I'm extending the python 2.7 unittest framework to do some function testing. One of the things I would like to do is to stop all the tests from running inside of a test, and inside of a setUpClass method. Sometimes if a test fails, the program is so broken it is no longer of any use to keep testing, so I want to stop the tests from running. I noticed that a TestResult has a shouldStop attribute, and a stop() method, but I'm not sure how to get access to that inside of a test. Does anyone have any ideas? Is there a better Way? Thanks for your time.
In case you are interested here is a simple example how you could make a decision yourself about exiting a test suite cleanly with py.test:
and if you run this you get:
You can also put the "py.test.exit()" call inside a test or into a project-specific plugin.
sidenote: py.test natively supports "py.test --maxfail=NUM" to implement stopping after NUM failures. sidenote2: py.test only has limited support for running traditional unittest.TestCase style tests.
Currently, you can only stop the tests at the suite level. Once you are in a
Somewhat related to your question, if you are using python 2.7, you can use the
Here's another answer I came up with after a while: first, I added a new exception:
then added a new assert to my child test class:
and last I overrode the run function to include this right below the

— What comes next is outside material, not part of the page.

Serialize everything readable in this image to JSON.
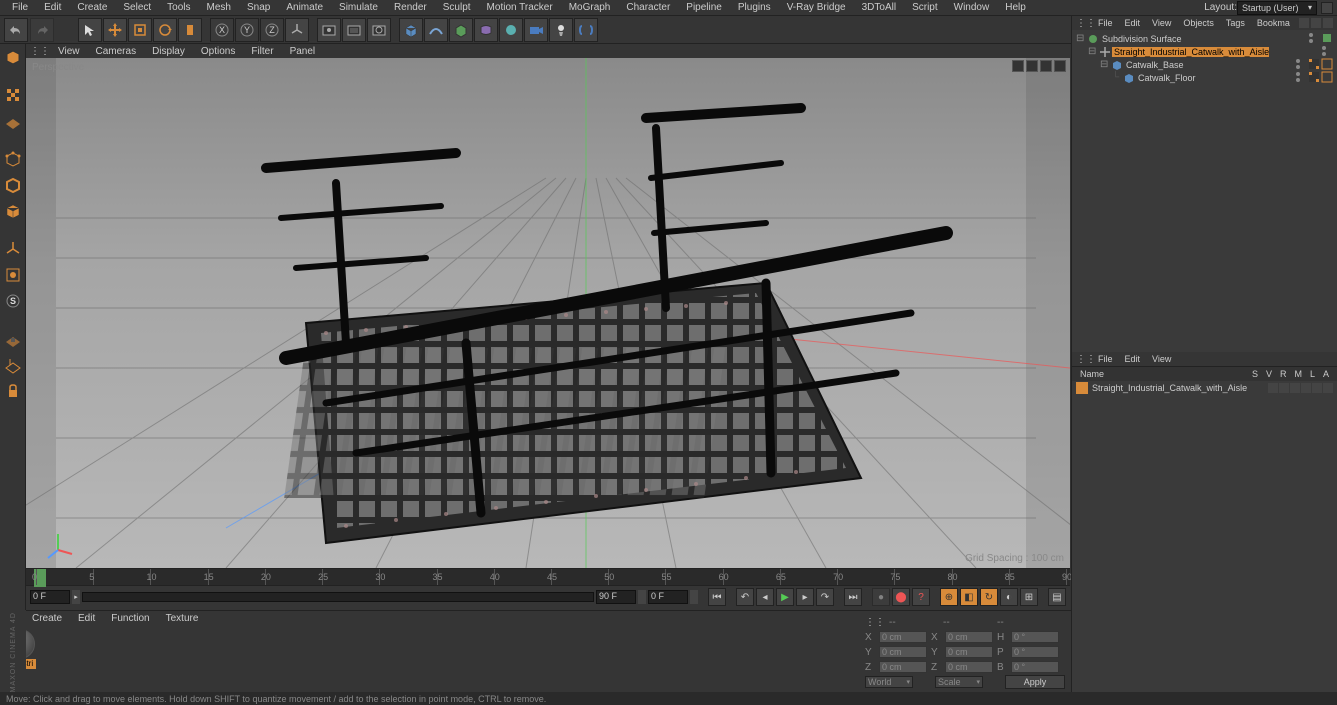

I like this better since any test now has the ability to stop all the tests, and there is no cpython specific code.
I looked at the
It has some CPython specific code in there to tell if the test method can accept another parameter, but since I'm using CPython everywhere, this isn't an issue for me.
In the test loop of unittest.TestSuite: there is a break condition at the start:
So I am using a custom test suite like this:
with a custom test result class like this:
and my test classes are like:
Under certain conditions, I then abort the test suite, for example the test suite starts with a login, and if that fails, I do not have to try the rest:
Then I use the test suite in the following way:
Not sure if there is a better way to do it, but for my tests it behaves correctly...